[TASK DESCRIPTION]
Set out each line from the following listing that includes the word "main".

[PROVIDED DATA]
──────

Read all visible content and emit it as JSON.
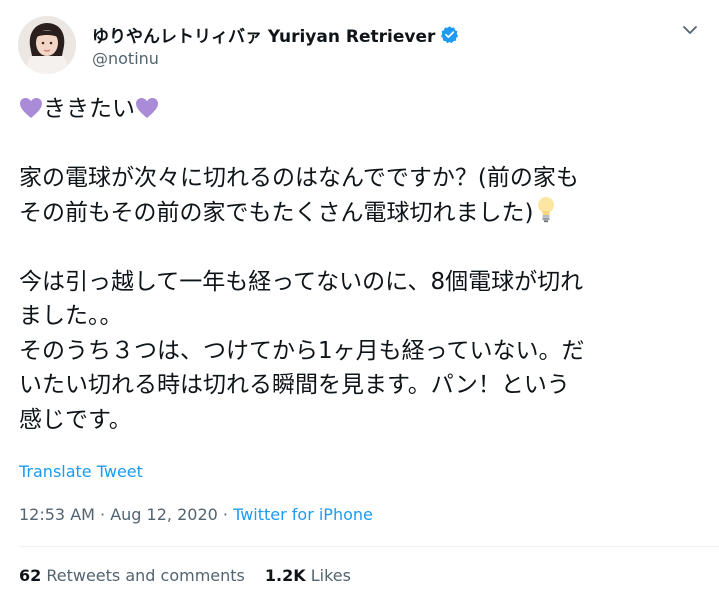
{
  "author": {
    "display_name": "ゆりやんレトリィバァ Yuriyan Retriever",
    "handle": "@notinu",
    "verified_icon": "verified-badge-icon",
    "colors": {
      "verified": "#1d9bf0"
    }
  },
  "tweet": {
    "line1": "ききたい",
    "line2": "家の電球が次々に切れるのはなんでですか？(前の家も",
    "line3": "その前もその前の家でもたくさん電球切れました)",
    "line4": "今は引っ越して一年も経ってないのに、8個電球が切れ",
    "line5": "ました。。",
    "line6": "そのうち３つは、つけてから1ヶ月も経っていない。だ",
    "line7": "いたい切れる時は切れる瞬間を見ます。パン！という",
    "line8": "感じです。",
    "emoji": {
      "heart": "purple-heart-icon",
      "bulb": "light-bulb-icon"
    }
  },
  "translate_label": "Translate Tweet",
  "meta": {
    "time": "12:53 AM",
    "sep1": " · ",
    "date": "Aug 12, 2020",
    "sep2": " · ",
    "source": "Twitter for iPhone"
  },
  "stats": {
    "retweets_count": "62",
    "retweets_label": "Retweets and comments",
    "likes_count": "1.2K",
    "likes_label": "Likes"
  },
  "colors": {
    "text": "#0f1419",
    "secondary": "#536471",
    "link": "#1d9bf0",
    "heart": "#a98bd8"
  }
}
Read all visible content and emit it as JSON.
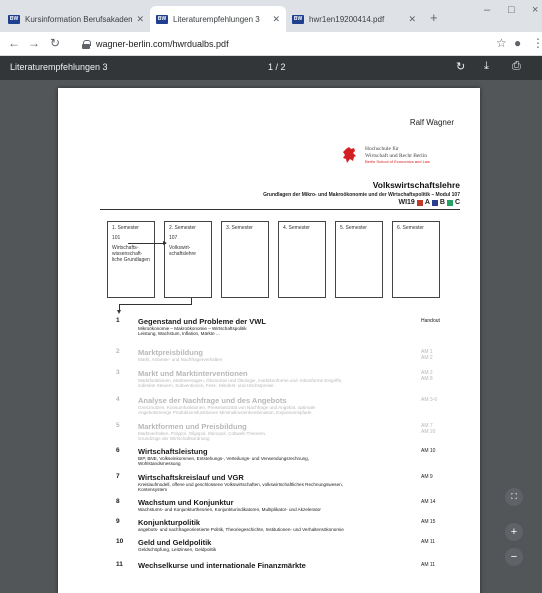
{
  "browser": {
    "tabs": [
      {
        "favicon": "BW",
        "title": "Kursinformation Berufsakademie"
      },
      {
        "favicon": "BW",
        "title": "Literaturempfehlungen 3"
      },
      {
        "favicon": "BW",
        "title": "hwr1en19200414.pdf"
      }
    ],
    "new_tab": "+",
    "window_controls": [
      "–",
      "□",
      "×"
    ],
    "url": "wagner-berlin.com/hwrdualbs.pdf"
  },
  "pdf_toolbar": {
    "title": "Literaturempfehlungen 3",
    "page_indicator": "1 / 2"
  },
  "document": {
    "author": "Ralf Wagner",
    "school": {
      "line1": "Hochschule für",
      "line2": "Wirtschaft und Recht Berlin",
      "line3": "Berlin School of Economics and Law",
      "accent": "#d42022"
    },
    "course_title": "Volkswirtschaftslehre",
    "subtitle": "Grundlagen der Mikro- und Makroökonomie und der Wirtschaftspolitik – Modul 107",
    "code_prefix": "WI19",
    "code_letters": [
      "A",
      "B",
      "C"
    ],
    "code_colors": [
      "#c0392b",
      "#2b3f8f",
      "#27a064"
    ],
    "semesters": [
      {
        "label": "1. Semester",
        "code": "101",
        "desc": "Wirtschafts-wissenschaft-liche Grundlagen"
      },
      {
        "label": "2. Semester",
        "code": "107",
        "desc": "Volkswirt-schaftslehre"
      },
      {
        "label": "3. Semester",
        "code": "",
        "desc": ""
      },
      {
        "label": "4. Semester",
        "code": "",
        "desc": ""
      },
      {
        "label": "5. Semester",
        "code": "",
        "desc": ""
      },
      {
        "label": "6. Semester",
        "code": "",
        "desc": ""
      }
    ],
    "topics": [
      {
        "num": "1",
        "head": "Gegenstand und Probleme der VWL",
        "sub": "Mikroökonomie – Makroökonomie – Wirtschaftspolitik\nLeistung, Wachstum, Inflation, Märkte ...",
        "ref": "Handout"
      },
      {
        "num": "2",
        "head": "Marktpreisbildung",
        "sub": "Markt, Anbieter- und Nachfragerverhalten",
        "ref": "AM 1\nAM 2"
      },
      {
        "num": "3",
        "head": "Markt und Marktinterventionen",
        "sub": "Marktfunktionen, Marktversagen, Ökonomie und Ökologie, marktkonforme und -inkonforme Eingriffe,\nindirekte Steuern, Subventionen, Fest-, Mindest- und Höchstpreise",
        "ref": "AM 2\nAM 8"
      },
      {
        "num": "4",
        "head": "Analyse der Nachfrage und des Angebots",
        "sub": "Grenznutzen, Konsumfunktionen, Preiselastizität von Nachfrage und Angebot, optimale\nAngebotsmenge Produktionsfunktionen Minimalkostenkombination, Expansionspfade",
        "ref": "AM 3-6"
      },
      {
        "num": "5",
        "head": "Marktformen und Preisbildung",
        "sub": "Marktverhalten, Polypol, Oligopol, Monopol, Cobweb-Theorem,\nGrundzüge der Wirtschaftsordnung",
        "ref": "AM 7\nAM 20"
      },
      {
        "num": "6",
        "head": "Wirtschaftsleistung",
        "sub": "BIP, BNE, Volkseinkommen, Entstehungs-, Verteilungs- und Verwendungsrechnung,\nWohlstandsmessung",
        "ref": "AM 10"
      },
      {
        "num": "7",
        "head": "Wirtschaftskreislauf und VGR",
        "sub": "Kreislaufmodell, offene und geschlossene Volkswirtschaften, volkswirtschaftliches Rechnungswesen,\nKontensystem",
        "ref": "AM 9"
      },
      {
        "num": "8",
        "head": "Wachstum und Konjunktur",
        "sub": "Wachstums- und Konjunkturtheorien, Konjunkturindikatoren, Multiplikator- und Akzelerator",
        "ref": "AM 14"
      },
      {
        "num": "9",
        "head": "Konjunkturpolitik",
        "sub": "angebots- und nachfrageorientierte Politik, Theoriegeschichte, Institutionen- und Verhaltensökonomie",
        "ref": "AM 15"
      },
      {
        "num": "10",
        "head": "Geld und Geldpolitik",
        "sub": "Geldschöpfung, Leitzinsen, Geldpolitik",
        "ref": "AM 11"
      },
      {
        "num": "11",
        "head": "Wechselkurse und internationale Finanzmärkte",
        "sub": "",
        "ref": "AM 11"
      }
    ]
  },
  "zoom_controls": {
    "fit": "⛶",
    "zoom_in": "+",
    "zoom_out": "−"
  }
}
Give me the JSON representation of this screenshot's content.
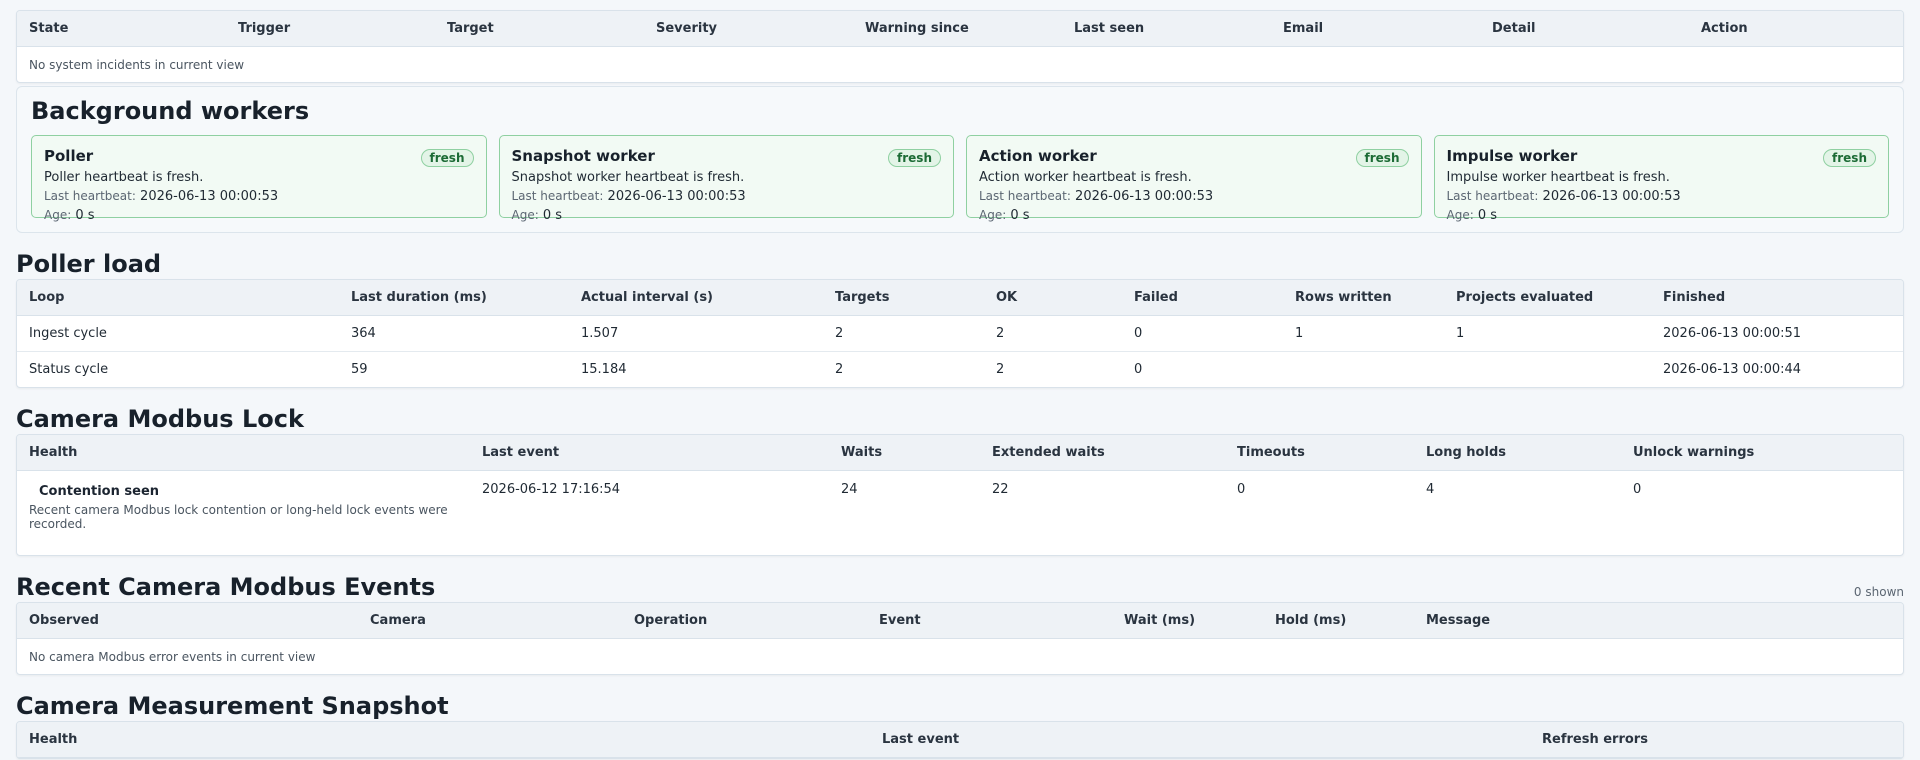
{
  "incidents": {
    "columns": [
      "State",
      "Trigger",
      "Target",
      "Severity",
      "Warning since",
      "Last seen",
      "Email",
      "Detail",
      "Action"
    ],
    "empty_text": "No system incidents in current view"
  },
  "workers": {
    "title": "Background workers",
    "last_heartbeat_label": "Last heartbeat:",
    "age_label": "Age:",
    "items": [
      {
        "name": "Poller",
        "status": "fresh",
        "message": "Poller heartbeat is fresh.",
        "last_heartbeat": "2026-06-13 00:00:53",
        "age": "0 s"
      },
      {
        "name": "Snapshot worker",
        "status": "fresh",
        "message": "Snapshot worker heartbeat is fresh.",
        "last_heartbeat": "2026-06-13 00:00:53",
        "age": "0 s"
      },
      {
        "name": "Action worker",
        "status": "fresh",
        "message": "Action worker heartbeat is fresh.",
        "last_heartbeat": "2026-06-13 00:00:53",
        "age": "0 s"
      },
      {
        "name": "Impulse worker",
        "status": "fresh",
        "message": "Impulse worker heartbeat is fresh.",
        "last_heartbeat": "2026-06-13 00:00:53",
        "age": "0 s"
      }
    ]
  },
  "poller_load": {
    "title": "Poller load",
    "columns": [
      "Loop",
      "Last duration (ms)",
      "Actual interval (s)",
      "Targets",
      "OK",
      "Failed",
      "Rows written",
      "Projects evaluated",
      "Finished"
    ],
    "rows": [
      [
        "Ingest cycle",
        "364",
        "1.507",
        "2",
        "2",
        "0",
        "1",
        "1",
        "2026-06-13 00:00:51"
      ],
      [
        "Status cycle",
        "59",
        "15.184",
        "2",
        "2",
        "0",
        "",
        "",
        "2026-06-13 00:00:44"
      ]
    ]
  },
  "modbus_lock": {
    "title": "Camera Modbus Lock",
    "columns": [
      "Health",
      "Last event",
      "Waits",
      "Extended waits",
      "Timeouts",
      "Long holds",
      "Unlock warnings"
    ],
    "row": {
      "health_title": "Contention seen",
      "health_desc": "Recent camera Modbus lock contention or long-held lock events were recorded.",
      "last_event": "2026-06-12 17:16:54",
      "waits": "24",
      "extended_waits": "22",
      "timeouts": "0",
      "long_holds": "4",
      "unlock_warnings": "0"
    }
  },
  "modbus_events": {
    "title": "Recent Camera Modbus Events",
    "count": "0 shown",
    "columns": [
      "Observed",
      "Camera",
      "Operation",
      "Event",
      "Wait (ms)",
      "Hold (ms)",
      "Message"
    ],
    "empty_text": "No camera Modbus error events in current view"
  },
  "measurement_snapshot": {
    "title": "Camera Measurement Snapshot",
    "columns": [
      "Health",
      "Last event",
      "Refresh errors"
    ]
  }
}
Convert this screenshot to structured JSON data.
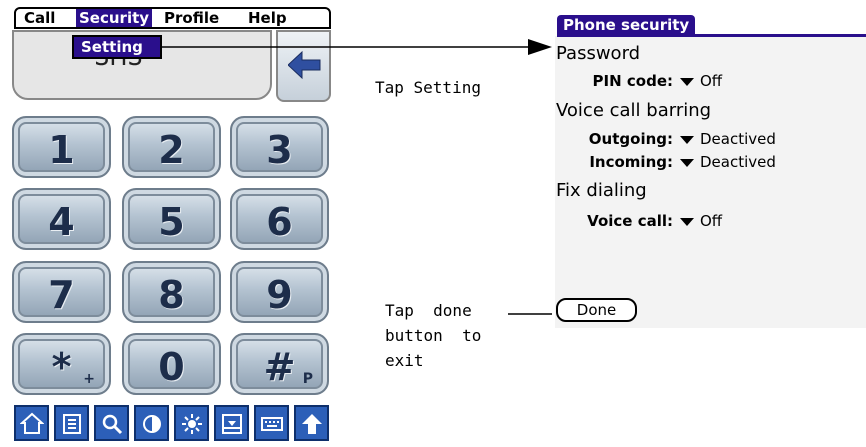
{
  "phone": {
    "menu": [
      "Call",
      "Security",
      "Profile",
      "Help"
    ],
    "dropdown_item": "Setting",
    "display_text": "SMS",
    "keys": [
      {
        "main": "1",
        "sub": ""
      },
      {
        "main": "2",
        "sub": ""
      },
      {
        "main": "3",
        "sub": ""
      },
      {
        "main": "4",
        "sub": ""
      },
      {
        "main": "5",
        "sub": ""
      },
      {
        "main": "6",
        "sub": ""
      },
      {
        "main": "7",
        "sub": ""
      },
      {
        "main": "8",
        "sub": ""
      },
      {
        "main": "9",
        "sub": ""
      },
      {
        "main": "*",
        "sub": "+"
      },
      {
        "main": "0",
        "sub": ""
      },
      {
        "main": "#",
        "sub": "P"
      }
    ],
    "toolbar_icons": [
      "home-icon",
      "list-icon",
      "search-icon",
      "contrast-icon",
      "brightness-icon",
      "inbox-icon",
      "keyboard-icon",
      "up-arrow-icon"
    ]
  },
  "annotations": {
    "tap_setting": "Tap Setting",
    "tap_done": "Tap  done\nbutton  to\nexit"
  },
  "security": {
    "tab_title": "Phone security",
    "password_heading": "Password",
    "pin_label": "PIN code:",
    "pin_value": "Off",
    "barring_heading": "Voice call barring",
    "outgoing_label": "Outgoing:",
    "outgoing_value": "Deactived",
    "incoming_label": "Incoming:",
    "incoming_value": "Deactived",
    "fix_heading": "Fix dialing",
    "voice_label": "Voice call:",
    "voice_value": "Off",
    "done_label": "Done"
  },
  "colors": {
    "accent": "#2a0f8c",
    "toolbar": "#2c5fb8"
  }
}
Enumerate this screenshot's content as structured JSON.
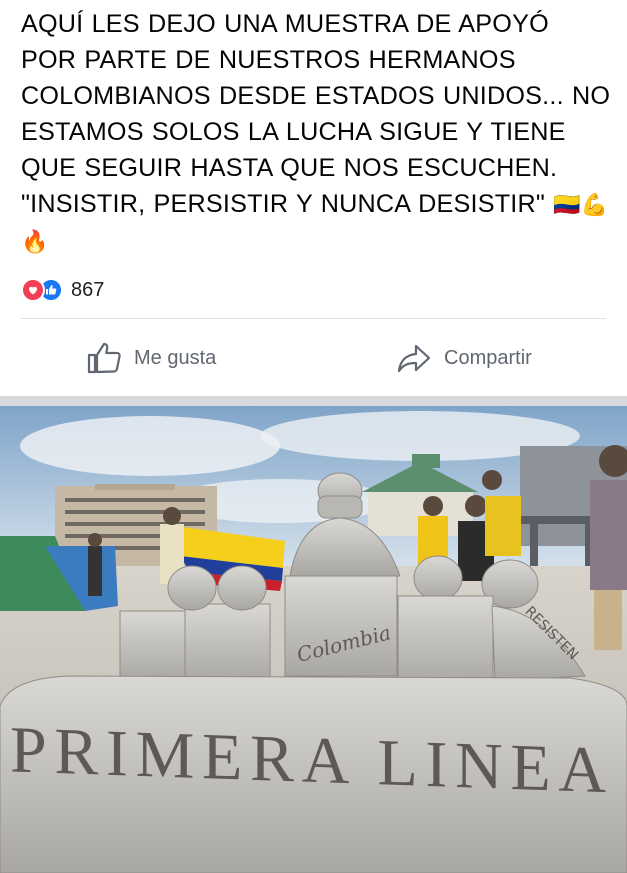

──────

[REPLY TO THE TASK]
        "main": "1",
        "main": "2",
        "main": "3",
        "main": "4",
        "main": "5",
        "main": "6",
        "main": "7",
        "main": "8",
        "main": "9",
        "main": "*",
        "main": "0",
        "main": "#",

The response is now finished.